Make no mistake, however--the experimentation is generally for Medrich to work out and for you to reap the benefits of. Her variations on the beloved chocolate-chip cookie, for example, include wheat-free, thin & crispy, and whole-wheat. She has a recipe for shortbread using kamut flour. Her recipe for ginger cookies uses dried, fresh, and candied ginger. And in snickerdoodles, Medrich suggested upgrading them with the addition of freshly grated nutmeg.

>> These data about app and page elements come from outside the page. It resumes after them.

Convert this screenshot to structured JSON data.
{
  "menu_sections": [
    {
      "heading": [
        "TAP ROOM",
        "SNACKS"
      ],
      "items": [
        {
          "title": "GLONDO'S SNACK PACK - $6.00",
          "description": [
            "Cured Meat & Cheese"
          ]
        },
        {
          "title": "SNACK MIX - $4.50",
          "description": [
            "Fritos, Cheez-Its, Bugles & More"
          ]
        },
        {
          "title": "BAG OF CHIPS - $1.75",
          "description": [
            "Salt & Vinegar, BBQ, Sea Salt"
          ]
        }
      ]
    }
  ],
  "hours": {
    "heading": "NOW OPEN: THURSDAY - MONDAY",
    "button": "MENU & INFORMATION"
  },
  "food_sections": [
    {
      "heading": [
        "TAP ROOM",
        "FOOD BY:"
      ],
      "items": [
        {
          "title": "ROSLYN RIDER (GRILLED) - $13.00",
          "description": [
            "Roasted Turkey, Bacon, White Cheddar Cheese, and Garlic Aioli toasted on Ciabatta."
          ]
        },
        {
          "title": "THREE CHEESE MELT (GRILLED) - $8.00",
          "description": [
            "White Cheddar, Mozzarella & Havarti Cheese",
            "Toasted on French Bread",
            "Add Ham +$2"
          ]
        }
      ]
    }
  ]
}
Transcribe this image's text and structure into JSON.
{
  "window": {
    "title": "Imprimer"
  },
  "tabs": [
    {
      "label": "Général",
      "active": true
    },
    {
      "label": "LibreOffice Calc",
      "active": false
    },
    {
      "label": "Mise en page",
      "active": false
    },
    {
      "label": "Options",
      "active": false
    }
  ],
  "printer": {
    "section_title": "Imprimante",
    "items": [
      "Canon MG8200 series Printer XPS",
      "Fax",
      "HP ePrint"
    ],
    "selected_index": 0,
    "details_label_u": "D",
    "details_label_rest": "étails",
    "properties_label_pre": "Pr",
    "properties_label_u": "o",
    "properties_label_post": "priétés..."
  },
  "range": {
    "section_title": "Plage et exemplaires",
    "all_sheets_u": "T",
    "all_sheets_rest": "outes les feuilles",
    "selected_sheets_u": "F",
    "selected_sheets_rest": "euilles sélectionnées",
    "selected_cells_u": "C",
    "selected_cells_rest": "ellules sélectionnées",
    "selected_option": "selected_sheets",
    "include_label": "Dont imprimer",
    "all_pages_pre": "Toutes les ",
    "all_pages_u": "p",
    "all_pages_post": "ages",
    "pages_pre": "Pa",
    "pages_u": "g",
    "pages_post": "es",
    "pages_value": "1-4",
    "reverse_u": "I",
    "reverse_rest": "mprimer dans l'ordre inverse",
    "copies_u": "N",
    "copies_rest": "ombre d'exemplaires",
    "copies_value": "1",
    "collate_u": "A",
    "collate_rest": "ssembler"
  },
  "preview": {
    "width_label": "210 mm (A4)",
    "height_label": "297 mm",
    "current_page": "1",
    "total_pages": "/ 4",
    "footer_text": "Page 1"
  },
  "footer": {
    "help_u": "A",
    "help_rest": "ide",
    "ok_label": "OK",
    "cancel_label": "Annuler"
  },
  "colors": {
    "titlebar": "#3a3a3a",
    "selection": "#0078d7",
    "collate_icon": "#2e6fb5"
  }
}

Chewy, Gooey, Crispy, Crunchy Melt-In-Your-Mouth Cookies is divided into sections based on each of those five textures, plus Flaky and Chunky. Want gooey cookies and bars? Go straight to the Gooey chapter for recipes like caramel-cheesecake bars and espresso-swirl brownies. Want crisp, dunkable cookies with tea or coffee? The Crunchy chapter has recipes for graham crackers and amaretti, and biscotti variations that include a less-fat version. Many recipes in the book suggest "upgrades," such as swapping one spice or nut for another. Other recipes have "tech support" tips like substituting bittersweet chocolate for unsweetened chocolate in the Black Bottom Pecan Praline Bars, and buying almond meal instead of making your own for the French macarons.
Baking books--and bakers--are known for their precision, and Chewy, Gooey, Crispy, Crunchy is no different. Medrich tricks readers into reading the introduction (a section many readers foolishly ignore) by presenting her tips, precise methods, and techniques in a FAQ format. It works. Instead of skimming the section, you get drawn in to read every question to see if yours is answered. As a result, Medrich is able to impart her experience and wisdom for things like chilling cookie dough, measuring by weight versus volume, and rotating cookie sheets.
In the appendix are recipes for components like lemon curd, dulce de leche, and buttercream. There is also information on ingredients, where Medrich has the opportunity to explain why she likes to use things like cacao nibs, unsweetened coconut, and pure vanilla extract. And the "smart search" section in the back of the book organizes recipes into categories like dairy-free and wheat-free, cookies with less fat and ones that will freeze well, so you can find a recipe to fit your specific needs.